FP7 and the Lisbon Strategy
Supporting the renewed Lisbon Strategy
Although not part of the framework programme, a number of policy areas, programmes and initiatives are related to the aims of the Seventh Framework Programme (FP7). Some are designed to operate in conjunction with FP7, such as the Competitiveness and Innovation Programme (CIP). Others, like the research dimension of regional policy, have been built up in a different EU context but are nonetheless of considerable importance for FP7 due to their realignment in support of the Lisbon Strategy.
The most important ones are briefly explained on this website:
- The Competitiveness and Innovation Programme (CIP)
- i2010 - A strategy for the European Information Society
- The European Institute of Technology
- Research and Regional Policy in the EU
The CIP is one of the European Union's main tools to support progress towards meeting the goals of the Lisbon Strategy. It shares its objective of strengthening Europe's competitiveness and innovative capacities with FP7, but focuses primarily on innovation and research processes, rather than being limited to research. FP7, in contrast, supports trans-national research cooperation, technological development, researcher mobility and research activities in the private sector. Innovation and competitiveness cannot flourish without a solid research basis and research results are best exploited in a competitive and innovative environment. The CIP and FP7 are therefore complementary and mutually reinforcing initiatives, designed to support each other and to contribute to each other's success.
Based on the eEurope 2005 action plan, i2010 is the EU's strategy for the development of an inclusive information society working in a modern, efficient regulatory environment. It aims to maintain and extend Europe's leading global role in information technologies by substantially increasing the amount of and investment in ICT research. It is expected that i2010 will result in more productivity, better capacities, new opportunities and increased innovation.
Initiatives for strategic research in priority areas of ICT can be funded via the Information Society policy priority of FP7 by a total of up to EUR 1.8 billion.
The European Commission has proposed establishing a European Institute of Technology (EIT) in order to improve knowledge creation in Europe and generate a strong network of academic excellence. The creation and use of knowledge is one of the most important challenges facing the EU in the context of the Lisbon process. The EIT is intended to help meet this challenge by increasing the critical mass of knowledge produced in Europe, improving the commercialisation of European research results and by linking research, innovation and knowledge dissemination in a central 'knowledge ecosystem'. The activities of the EIT are intended to cover the areas of education, research and innovation.
Although eligible for public subsidy, the EIT is expected to draw considerable financing from competitive funding, for example, by submitting proposals for grants to FP7's European Research Council.
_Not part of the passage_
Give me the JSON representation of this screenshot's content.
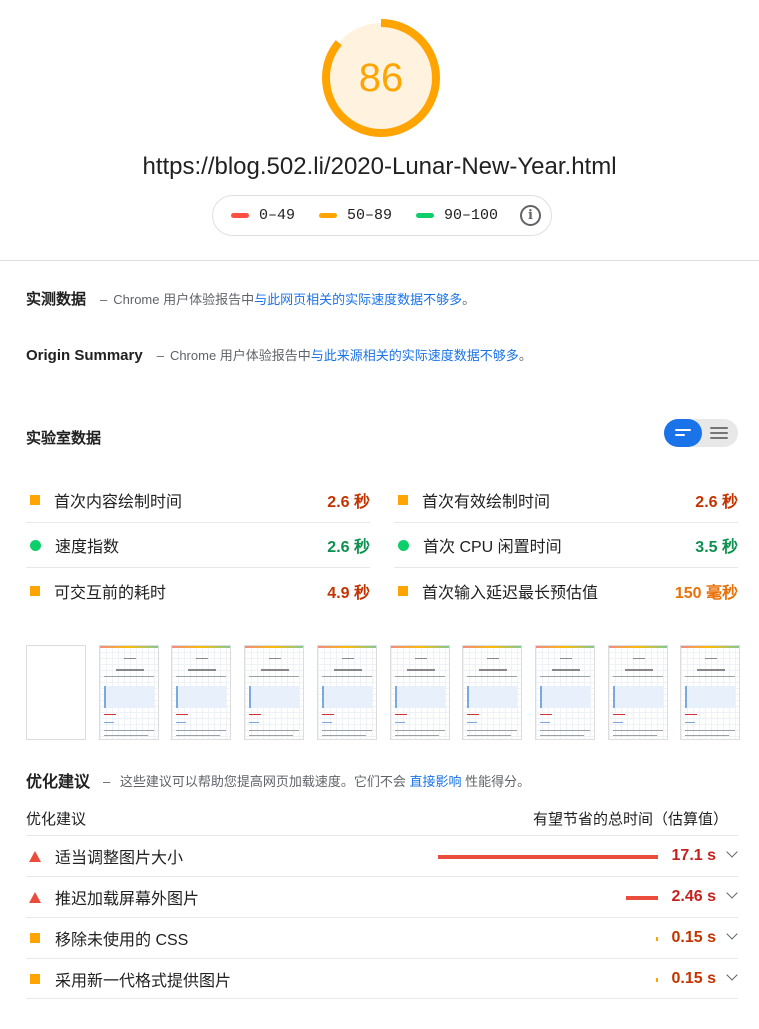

The EIT is not an initiative of FP7, but evidently follows the same aim of supporting academic excellence in Europe and, once up and running, can be expected to carry out a number of research projects financed or co-financed by FP7.
Regional and research policies in the EU are closely interlinked and, to a certain extent, interdependent. Research is only one of many aspects covered by regional policy approaches in the period from 2007 - 2013. However, R&D; plays an important role in helping to meet the overall aim of regional policy, which is to increase cohesion by increasing regional competitiveness. At the same time, this can only be implemented efficiently at the regional level if there is a suitable research infrastructure, the creation of which is often assisted by both research and regional policy.
EU research policy thus recognises the vital importance of Europe's regions as research actors and increasingly sees the regional level as the most suitable level of governance for research and innovation. Regional policy, in turn, encourages and supports the transition to a knowledge economy at the regional level and helps to establish a regional infrastructure for research.
FP7 also aims to support 'regions of knowledge' and initiatives to unlock the research potential of the EU's regions, thus creating the right conditions for research, innovation and knowledge creation activities in as many European regions as possible.
Last updated on: 2011-06-23